TASK STATEMENT: In this material, which lines include the string "tripInfo"? Show them.

SOURCE DATA:
= = = =

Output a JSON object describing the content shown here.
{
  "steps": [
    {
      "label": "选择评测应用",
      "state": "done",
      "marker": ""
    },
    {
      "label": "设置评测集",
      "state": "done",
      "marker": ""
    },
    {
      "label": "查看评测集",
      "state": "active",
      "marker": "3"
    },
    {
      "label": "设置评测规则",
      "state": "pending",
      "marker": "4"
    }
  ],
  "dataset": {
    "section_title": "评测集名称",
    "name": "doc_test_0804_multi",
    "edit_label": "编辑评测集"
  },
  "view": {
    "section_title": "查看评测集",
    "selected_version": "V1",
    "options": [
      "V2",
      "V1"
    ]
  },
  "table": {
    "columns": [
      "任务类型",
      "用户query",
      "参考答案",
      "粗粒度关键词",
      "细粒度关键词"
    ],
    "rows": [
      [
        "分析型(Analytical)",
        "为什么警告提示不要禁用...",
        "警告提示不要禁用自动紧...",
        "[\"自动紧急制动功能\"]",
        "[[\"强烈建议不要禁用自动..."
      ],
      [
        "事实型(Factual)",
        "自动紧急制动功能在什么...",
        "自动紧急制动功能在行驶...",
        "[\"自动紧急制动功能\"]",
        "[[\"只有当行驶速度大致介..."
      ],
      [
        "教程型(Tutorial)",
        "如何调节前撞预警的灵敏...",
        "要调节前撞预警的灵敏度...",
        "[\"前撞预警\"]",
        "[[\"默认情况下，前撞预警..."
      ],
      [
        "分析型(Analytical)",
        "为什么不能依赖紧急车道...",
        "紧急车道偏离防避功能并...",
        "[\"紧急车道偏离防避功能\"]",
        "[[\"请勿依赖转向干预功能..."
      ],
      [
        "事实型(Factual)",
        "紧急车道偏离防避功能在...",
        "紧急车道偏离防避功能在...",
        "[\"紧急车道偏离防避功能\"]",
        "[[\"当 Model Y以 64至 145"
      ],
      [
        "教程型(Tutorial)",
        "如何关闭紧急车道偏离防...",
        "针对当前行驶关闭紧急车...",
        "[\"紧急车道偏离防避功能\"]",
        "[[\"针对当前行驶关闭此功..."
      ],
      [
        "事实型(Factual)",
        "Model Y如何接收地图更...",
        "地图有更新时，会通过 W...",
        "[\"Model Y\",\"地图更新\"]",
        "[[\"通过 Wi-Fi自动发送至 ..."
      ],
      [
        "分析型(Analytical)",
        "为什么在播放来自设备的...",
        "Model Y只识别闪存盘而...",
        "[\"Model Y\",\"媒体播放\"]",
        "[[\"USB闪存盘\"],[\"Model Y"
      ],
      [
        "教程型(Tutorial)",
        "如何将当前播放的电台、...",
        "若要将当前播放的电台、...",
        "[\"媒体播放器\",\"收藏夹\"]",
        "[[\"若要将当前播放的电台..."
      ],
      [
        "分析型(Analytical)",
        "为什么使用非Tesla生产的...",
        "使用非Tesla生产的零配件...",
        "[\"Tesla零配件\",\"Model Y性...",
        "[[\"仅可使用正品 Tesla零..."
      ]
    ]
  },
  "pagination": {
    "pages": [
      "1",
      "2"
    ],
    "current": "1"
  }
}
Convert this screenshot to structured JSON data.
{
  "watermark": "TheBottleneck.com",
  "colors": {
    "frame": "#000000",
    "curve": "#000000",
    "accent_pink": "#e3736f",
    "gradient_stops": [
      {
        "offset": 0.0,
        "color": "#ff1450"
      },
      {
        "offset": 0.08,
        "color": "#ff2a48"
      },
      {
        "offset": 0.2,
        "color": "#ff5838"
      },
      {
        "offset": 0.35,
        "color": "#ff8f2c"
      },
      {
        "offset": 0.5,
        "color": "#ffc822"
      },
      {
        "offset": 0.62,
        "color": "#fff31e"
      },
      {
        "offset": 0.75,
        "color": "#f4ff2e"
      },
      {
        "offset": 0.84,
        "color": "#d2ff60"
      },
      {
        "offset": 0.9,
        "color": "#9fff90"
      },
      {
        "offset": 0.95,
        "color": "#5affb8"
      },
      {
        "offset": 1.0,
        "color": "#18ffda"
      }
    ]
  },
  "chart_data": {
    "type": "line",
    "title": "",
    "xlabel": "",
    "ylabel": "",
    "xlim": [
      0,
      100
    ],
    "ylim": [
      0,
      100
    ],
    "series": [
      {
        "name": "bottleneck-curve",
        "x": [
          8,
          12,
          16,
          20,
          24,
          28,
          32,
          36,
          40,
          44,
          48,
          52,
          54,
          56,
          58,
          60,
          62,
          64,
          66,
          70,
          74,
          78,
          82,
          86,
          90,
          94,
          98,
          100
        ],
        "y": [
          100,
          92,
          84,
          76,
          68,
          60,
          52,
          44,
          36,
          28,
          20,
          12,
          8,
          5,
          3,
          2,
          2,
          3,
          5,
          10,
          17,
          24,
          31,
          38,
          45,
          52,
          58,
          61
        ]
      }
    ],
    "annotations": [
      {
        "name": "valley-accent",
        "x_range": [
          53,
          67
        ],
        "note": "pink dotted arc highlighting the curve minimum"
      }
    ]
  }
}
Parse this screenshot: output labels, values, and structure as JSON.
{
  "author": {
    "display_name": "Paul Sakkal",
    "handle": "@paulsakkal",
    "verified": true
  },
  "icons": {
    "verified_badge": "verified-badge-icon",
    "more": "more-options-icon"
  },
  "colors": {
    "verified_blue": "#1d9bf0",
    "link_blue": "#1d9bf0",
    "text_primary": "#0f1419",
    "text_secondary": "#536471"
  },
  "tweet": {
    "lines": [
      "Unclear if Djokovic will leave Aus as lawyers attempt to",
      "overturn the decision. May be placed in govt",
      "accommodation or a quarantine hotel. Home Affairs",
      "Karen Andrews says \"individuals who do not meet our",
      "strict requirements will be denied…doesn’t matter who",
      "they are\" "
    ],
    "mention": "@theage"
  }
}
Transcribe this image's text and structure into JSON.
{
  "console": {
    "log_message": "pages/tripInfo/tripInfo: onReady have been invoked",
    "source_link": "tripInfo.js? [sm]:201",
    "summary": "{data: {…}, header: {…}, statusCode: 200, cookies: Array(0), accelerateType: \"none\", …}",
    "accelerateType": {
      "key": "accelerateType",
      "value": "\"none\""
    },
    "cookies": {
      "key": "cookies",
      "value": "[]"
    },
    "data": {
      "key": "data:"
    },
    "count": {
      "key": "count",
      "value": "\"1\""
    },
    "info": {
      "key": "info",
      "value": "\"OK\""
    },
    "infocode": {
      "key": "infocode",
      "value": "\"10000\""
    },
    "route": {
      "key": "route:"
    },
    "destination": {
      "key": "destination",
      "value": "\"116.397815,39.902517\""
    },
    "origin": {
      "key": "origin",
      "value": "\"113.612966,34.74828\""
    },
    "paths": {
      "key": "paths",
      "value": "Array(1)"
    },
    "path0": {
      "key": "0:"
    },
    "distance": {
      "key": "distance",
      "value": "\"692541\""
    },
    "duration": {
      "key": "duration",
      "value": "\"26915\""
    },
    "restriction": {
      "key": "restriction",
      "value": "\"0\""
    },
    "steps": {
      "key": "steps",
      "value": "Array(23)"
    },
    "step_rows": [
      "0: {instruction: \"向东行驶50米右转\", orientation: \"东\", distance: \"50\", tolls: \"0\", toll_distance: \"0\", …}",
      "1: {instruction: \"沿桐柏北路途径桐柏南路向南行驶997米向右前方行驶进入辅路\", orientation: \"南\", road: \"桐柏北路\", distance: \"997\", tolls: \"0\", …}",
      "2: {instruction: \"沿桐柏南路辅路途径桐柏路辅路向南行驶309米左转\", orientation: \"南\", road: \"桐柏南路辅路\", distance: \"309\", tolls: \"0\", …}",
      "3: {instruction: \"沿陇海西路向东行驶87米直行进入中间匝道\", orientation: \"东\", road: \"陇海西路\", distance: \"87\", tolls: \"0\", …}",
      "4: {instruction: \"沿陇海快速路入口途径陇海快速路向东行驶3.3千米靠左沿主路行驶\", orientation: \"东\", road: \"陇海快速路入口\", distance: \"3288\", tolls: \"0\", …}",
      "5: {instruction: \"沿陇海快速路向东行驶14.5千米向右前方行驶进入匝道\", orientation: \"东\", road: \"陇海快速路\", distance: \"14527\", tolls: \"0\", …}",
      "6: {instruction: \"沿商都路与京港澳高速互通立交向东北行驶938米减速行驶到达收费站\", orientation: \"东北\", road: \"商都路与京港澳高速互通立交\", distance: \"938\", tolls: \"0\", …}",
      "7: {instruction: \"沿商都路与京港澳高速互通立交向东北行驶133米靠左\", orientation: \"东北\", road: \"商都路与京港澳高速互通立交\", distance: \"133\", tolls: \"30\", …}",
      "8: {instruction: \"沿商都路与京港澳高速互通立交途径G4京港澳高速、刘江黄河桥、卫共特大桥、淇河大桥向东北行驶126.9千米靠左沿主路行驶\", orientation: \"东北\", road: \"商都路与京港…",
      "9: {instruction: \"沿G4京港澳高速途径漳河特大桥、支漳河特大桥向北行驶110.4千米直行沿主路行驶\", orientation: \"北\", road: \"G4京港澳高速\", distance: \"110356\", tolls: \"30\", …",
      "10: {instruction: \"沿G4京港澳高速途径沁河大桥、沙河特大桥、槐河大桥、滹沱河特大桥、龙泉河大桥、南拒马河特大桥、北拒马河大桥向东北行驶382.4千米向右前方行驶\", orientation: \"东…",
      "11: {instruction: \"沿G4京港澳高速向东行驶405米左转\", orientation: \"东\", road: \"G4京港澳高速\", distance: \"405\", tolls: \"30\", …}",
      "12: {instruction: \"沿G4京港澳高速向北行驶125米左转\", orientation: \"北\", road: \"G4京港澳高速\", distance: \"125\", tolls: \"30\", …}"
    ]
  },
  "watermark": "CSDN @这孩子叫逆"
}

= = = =

SOLVED EXERCISE:
    "log_message": "pages/tripInfo/tripInfo: onReady have been invoked",
    "source_link": "tripInfo.js? [sm]:201",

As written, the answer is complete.